Unfortunately, Circus bottomed out, only lasting three issues (June-August, 1938), and Cole was back at Chesler’s for a while.
By this time, Jerry Seigel and Joe Shuster’s SUPERMAN and Bob Kane’s BATMAN (Kane also had stories in the failed Circus) had begin to take off and comic books were increasingly populated less by comic fillers and more by longer adventure stories featuring costumed crimefighters. If an artist could turn in a 5-10 page adventure story, he could make a great deal more income than possible with the short 1-2 page humorous gag pages.
So it was to Cole’s economic advantage to learn to create adventure strips. LITTLE DYNAMITE was the first effort of a creator who master and innovate the medium of graphic storytelling.
As crude as the story is, it is obvious that Cole dug down deep for this one. He has put so much effort into the artwork that it has a beautiful decorative woodcut quality. Never again would Cole fill his panels with quite so much darkness and shadow.
Jack Cole is already acquiring the rich and unique vernacular of telling a dramatic story in a comic book and making it his own. He jags the edges of the speech balloon in panel two on the first page of the story, indicating the words are said not only loudly, but emphatically. He mixes narration and dialogue to move the story forward.
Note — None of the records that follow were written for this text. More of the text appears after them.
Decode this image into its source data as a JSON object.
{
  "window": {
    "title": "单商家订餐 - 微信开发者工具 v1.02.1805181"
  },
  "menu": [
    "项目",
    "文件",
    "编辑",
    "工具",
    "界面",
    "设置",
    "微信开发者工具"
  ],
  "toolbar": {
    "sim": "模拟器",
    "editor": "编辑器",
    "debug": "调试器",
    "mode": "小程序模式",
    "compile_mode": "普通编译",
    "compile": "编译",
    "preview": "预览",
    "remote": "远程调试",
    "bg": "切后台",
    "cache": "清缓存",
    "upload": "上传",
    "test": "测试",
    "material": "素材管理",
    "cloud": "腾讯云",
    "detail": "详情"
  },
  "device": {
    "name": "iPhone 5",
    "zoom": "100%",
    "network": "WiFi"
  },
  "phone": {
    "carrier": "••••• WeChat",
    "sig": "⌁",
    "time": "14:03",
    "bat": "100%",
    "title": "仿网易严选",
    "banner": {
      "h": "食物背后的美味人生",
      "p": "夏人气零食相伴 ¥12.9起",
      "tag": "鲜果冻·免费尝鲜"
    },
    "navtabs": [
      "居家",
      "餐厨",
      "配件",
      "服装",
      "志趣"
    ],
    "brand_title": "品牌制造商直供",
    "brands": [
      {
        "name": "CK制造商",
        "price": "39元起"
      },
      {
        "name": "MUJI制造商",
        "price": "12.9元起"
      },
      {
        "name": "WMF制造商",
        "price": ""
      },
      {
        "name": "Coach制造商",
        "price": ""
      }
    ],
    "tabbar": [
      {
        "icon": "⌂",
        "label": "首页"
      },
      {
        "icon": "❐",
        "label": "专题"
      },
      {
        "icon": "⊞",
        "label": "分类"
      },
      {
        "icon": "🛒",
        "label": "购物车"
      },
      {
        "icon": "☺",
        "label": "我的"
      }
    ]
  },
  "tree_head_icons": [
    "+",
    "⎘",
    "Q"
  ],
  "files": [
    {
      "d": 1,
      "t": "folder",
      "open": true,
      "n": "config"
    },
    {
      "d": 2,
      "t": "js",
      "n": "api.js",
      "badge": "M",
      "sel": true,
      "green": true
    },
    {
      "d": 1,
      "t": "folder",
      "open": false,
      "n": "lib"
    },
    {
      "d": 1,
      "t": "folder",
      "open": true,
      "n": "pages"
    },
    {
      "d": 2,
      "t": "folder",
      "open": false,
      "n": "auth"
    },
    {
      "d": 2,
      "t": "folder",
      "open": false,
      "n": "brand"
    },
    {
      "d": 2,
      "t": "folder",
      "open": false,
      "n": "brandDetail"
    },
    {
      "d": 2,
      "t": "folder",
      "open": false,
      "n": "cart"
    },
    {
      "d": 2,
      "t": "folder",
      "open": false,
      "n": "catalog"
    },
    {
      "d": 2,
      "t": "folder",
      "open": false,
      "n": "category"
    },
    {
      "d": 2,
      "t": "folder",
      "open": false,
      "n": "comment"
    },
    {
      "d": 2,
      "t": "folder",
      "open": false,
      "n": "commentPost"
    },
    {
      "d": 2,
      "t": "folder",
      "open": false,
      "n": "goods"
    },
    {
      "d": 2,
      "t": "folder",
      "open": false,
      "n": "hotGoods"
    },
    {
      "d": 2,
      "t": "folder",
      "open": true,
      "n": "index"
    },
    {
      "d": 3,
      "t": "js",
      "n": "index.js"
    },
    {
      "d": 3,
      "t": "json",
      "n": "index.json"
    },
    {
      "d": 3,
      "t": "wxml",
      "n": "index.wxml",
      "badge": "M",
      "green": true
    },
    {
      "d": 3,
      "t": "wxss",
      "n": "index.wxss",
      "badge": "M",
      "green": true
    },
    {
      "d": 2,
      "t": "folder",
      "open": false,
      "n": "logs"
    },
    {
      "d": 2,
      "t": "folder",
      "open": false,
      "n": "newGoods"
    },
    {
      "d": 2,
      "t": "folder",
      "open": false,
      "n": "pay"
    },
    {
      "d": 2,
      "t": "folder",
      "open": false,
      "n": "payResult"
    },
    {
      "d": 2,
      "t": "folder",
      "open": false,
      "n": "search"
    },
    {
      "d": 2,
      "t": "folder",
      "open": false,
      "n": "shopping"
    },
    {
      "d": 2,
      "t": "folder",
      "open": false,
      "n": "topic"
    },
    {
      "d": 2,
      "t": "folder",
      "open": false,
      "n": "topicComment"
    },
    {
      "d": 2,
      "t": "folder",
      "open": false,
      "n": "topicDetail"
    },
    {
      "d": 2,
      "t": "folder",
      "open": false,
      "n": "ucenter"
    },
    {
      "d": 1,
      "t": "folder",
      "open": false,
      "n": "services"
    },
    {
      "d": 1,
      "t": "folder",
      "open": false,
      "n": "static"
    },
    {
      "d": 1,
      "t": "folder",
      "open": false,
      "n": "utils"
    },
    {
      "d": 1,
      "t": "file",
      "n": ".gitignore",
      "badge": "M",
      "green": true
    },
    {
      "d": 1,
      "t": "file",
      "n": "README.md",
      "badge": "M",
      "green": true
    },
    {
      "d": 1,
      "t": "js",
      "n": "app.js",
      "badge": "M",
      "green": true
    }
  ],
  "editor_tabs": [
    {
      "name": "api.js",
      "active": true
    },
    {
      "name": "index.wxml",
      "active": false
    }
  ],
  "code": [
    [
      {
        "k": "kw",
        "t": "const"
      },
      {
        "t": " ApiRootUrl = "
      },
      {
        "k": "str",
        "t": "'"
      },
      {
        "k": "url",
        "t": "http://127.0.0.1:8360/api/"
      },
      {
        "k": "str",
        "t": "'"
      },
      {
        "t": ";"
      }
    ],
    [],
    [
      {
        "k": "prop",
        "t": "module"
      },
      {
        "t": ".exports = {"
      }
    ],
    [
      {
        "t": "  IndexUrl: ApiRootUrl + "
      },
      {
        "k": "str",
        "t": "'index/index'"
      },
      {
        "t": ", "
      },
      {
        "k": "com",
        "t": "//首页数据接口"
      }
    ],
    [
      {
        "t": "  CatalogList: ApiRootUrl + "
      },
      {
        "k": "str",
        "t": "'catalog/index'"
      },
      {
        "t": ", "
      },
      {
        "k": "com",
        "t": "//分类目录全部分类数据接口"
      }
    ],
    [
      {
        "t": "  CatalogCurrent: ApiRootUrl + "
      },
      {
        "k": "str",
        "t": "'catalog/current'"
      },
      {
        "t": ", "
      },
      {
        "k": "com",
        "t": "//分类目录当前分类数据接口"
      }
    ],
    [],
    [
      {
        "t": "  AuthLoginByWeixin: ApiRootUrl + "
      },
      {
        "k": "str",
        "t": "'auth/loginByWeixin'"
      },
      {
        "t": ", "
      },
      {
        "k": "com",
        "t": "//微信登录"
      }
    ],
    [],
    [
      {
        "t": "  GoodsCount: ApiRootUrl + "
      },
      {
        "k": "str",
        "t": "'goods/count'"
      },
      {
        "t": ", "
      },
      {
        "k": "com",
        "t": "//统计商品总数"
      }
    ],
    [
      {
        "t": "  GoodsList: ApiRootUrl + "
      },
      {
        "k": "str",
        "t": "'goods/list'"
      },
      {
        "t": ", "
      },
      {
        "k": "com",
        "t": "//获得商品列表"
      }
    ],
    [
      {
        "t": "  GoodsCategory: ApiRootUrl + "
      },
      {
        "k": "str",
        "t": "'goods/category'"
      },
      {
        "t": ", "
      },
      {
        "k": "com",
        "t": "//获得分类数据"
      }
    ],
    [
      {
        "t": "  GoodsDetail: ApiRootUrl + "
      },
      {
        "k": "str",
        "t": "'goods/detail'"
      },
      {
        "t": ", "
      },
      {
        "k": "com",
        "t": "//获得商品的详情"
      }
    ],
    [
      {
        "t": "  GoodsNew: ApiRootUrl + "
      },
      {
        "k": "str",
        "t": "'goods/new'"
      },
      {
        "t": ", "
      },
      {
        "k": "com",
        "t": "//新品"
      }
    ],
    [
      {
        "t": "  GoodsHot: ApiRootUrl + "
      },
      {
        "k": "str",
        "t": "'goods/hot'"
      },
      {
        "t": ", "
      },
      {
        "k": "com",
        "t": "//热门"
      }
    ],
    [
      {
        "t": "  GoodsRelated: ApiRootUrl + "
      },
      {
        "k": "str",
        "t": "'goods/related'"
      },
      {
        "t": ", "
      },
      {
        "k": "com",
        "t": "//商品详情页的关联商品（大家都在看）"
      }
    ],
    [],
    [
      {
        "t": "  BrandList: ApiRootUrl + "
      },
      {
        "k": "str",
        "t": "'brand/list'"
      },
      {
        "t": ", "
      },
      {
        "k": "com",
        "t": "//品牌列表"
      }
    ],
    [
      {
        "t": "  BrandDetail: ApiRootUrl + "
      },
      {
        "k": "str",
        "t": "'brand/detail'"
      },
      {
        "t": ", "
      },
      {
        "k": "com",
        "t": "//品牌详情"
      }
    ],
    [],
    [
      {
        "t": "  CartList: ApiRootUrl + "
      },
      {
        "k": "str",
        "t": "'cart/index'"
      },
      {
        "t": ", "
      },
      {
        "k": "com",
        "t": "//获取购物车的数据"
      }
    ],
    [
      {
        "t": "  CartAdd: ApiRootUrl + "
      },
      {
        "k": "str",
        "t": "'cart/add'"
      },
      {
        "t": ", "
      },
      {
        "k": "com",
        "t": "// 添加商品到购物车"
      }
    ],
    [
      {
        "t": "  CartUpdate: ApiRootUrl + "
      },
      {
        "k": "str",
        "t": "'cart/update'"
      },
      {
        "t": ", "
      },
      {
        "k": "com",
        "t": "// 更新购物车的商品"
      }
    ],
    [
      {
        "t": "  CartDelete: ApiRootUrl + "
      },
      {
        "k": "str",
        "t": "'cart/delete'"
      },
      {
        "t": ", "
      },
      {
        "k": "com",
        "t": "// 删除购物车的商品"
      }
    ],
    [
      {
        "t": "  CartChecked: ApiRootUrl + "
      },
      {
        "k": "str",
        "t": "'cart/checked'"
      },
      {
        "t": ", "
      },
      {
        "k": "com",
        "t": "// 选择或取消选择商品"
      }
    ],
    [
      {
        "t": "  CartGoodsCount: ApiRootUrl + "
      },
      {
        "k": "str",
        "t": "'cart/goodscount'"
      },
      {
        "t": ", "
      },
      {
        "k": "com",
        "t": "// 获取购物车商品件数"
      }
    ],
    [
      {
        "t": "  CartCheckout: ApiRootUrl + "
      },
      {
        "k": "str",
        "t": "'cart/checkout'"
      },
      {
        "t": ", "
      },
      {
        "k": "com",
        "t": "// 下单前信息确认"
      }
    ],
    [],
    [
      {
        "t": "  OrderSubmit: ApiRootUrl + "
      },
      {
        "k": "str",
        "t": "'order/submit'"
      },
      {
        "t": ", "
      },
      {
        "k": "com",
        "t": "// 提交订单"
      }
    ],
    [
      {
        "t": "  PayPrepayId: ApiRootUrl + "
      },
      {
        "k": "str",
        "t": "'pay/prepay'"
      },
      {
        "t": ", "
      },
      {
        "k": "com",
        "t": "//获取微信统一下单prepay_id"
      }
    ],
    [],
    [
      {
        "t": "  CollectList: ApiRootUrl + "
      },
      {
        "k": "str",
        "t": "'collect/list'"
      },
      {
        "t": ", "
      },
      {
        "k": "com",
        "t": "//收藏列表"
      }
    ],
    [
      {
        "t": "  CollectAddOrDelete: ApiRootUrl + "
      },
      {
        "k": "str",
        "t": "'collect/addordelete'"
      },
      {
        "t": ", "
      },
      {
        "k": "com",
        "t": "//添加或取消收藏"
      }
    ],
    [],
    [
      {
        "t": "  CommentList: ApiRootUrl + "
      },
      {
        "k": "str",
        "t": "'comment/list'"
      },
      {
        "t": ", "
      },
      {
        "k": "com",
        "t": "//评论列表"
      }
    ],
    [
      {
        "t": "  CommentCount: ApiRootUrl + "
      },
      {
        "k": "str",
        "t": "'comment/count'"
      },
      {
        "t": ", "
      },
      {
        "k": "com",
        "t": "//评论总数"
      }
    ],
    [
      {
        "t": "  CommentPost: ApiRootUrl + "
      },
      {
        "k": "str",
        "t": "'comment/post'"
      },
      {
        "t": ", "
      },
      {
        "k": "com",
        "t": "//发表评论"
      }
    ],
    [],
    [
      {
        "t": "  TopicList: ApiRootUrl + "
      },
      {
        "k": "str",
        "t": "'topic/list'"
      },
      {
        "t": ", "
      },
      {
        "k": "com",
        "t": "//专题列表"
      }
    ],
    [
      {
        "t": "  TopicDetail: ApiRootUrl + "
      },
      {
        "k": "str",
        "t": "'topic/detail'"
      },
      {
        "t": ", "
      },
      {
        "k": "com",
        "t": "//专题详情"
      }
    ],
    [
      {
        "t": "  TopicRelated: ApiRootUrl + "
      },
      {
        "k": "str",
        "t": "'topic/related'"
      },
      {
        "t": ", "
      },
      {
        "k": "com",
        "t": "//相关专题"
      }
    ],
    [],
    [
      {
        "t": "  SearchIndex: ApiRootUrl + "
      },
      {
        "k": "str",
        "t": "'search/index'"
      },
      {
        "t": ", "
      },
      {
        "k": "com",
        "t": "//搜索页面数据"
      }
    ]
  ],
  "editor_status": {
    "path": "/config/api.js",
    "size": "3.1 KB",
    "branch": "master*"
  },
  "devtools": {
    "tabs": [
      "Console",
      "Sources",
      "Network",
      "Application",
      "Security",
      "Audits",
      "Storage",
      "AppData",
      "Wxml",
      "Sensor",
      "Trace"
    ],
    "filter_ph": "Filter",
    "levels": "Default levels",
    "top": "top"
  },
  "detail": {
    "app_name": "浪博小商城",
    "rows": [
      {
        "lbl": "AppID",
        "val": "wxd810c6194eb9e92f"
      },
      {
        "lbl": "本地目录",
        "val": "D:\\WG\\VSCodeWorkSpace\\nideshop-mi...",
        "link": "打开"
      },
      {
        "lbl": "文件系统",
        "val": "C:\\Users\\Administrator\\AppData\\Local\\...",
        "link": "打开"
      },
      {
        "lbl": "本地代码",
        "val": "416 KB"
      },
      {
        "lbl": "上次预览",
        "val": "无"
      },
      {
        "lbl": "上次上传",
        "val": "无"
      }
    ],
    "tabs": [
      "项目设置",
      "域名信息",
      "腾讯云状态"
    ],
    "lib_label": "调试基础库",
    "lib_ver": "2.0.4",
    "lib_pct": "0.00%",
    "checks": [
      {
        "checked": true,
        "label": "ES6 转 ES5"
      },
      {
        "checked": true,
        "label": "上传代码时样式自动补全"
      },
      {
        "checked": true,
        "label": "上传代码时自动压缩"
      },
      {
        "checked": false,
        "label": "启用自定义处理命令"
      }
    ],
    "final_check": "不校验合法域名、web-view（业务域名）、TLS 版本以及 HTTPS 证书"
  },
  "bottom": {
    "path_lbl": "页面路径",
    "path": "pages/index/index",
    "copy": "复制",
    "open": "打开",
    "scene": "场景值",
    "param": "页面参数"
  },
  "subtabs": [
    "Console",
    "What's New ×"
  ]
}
Also of interest is the way Cole employs extreme points of view, placing the “camera” on the floor, or high up in air at times, to heighten the drama of the story.
Most impressive though, is the story itself. The man who published more of Cole’s stories than anyone else, Everett “Busy” Arnold (Quality) said that Cole was the rare comic book artist who could also write a good story.
In LITTLE DYNAMITE, Cole as a writer really explodes on the scene. The story is a genre story, slotting perfectly into the crime drama format that flooded the pulpy pages of popular magazines and the roaring airwaves of radio.
The title alone,”Little Dynamite,” is poetic. The “mite” part of the word “dynamite” resonates with “little.”
The story, about a diminutive policeman who uses his size as an advantage against hardened criminals, prefigures Cole’s most famous creation, PLASTIC MAN.
It is to career criminal Eel O’Brian’s everlasting credit that, upon discovering he has the ability to stretch his body at will, he imagines what a force it would be in fighting crime and redeeming himself. In this famous story, the origin story of PLASTIC MAN, Cole again has a character using a deformity as an advantage.
Cole returned to deformity, or shape-shifting, over and over throughout his 16 year career in comics. His very last published comic book story, “The Monster They Couldn’t Kill” (Web of Evil #11, Feb. 1954) deals with deforming the human body. In his PLASTIC MAN stories, evil men often become powerful through deformity. And, of course, Plastic Man himself is all about changing shape and identity.
The story also speaks to the idealism and nobility of purpose that Jack Cole embraced in his early life. Far from being cardboard characters, the policemen in this story are highly motivated by a sense of good, which shows in how they treat each other with decency and support, and in the brave act of heroism the diminutive policeman demonstrates when he goes against the car-stealing gang.
Next posting, we’ll look at Jack Cole’s last published comic book story, mentioned above, to see if there are some insights about the arc of his career and personal development.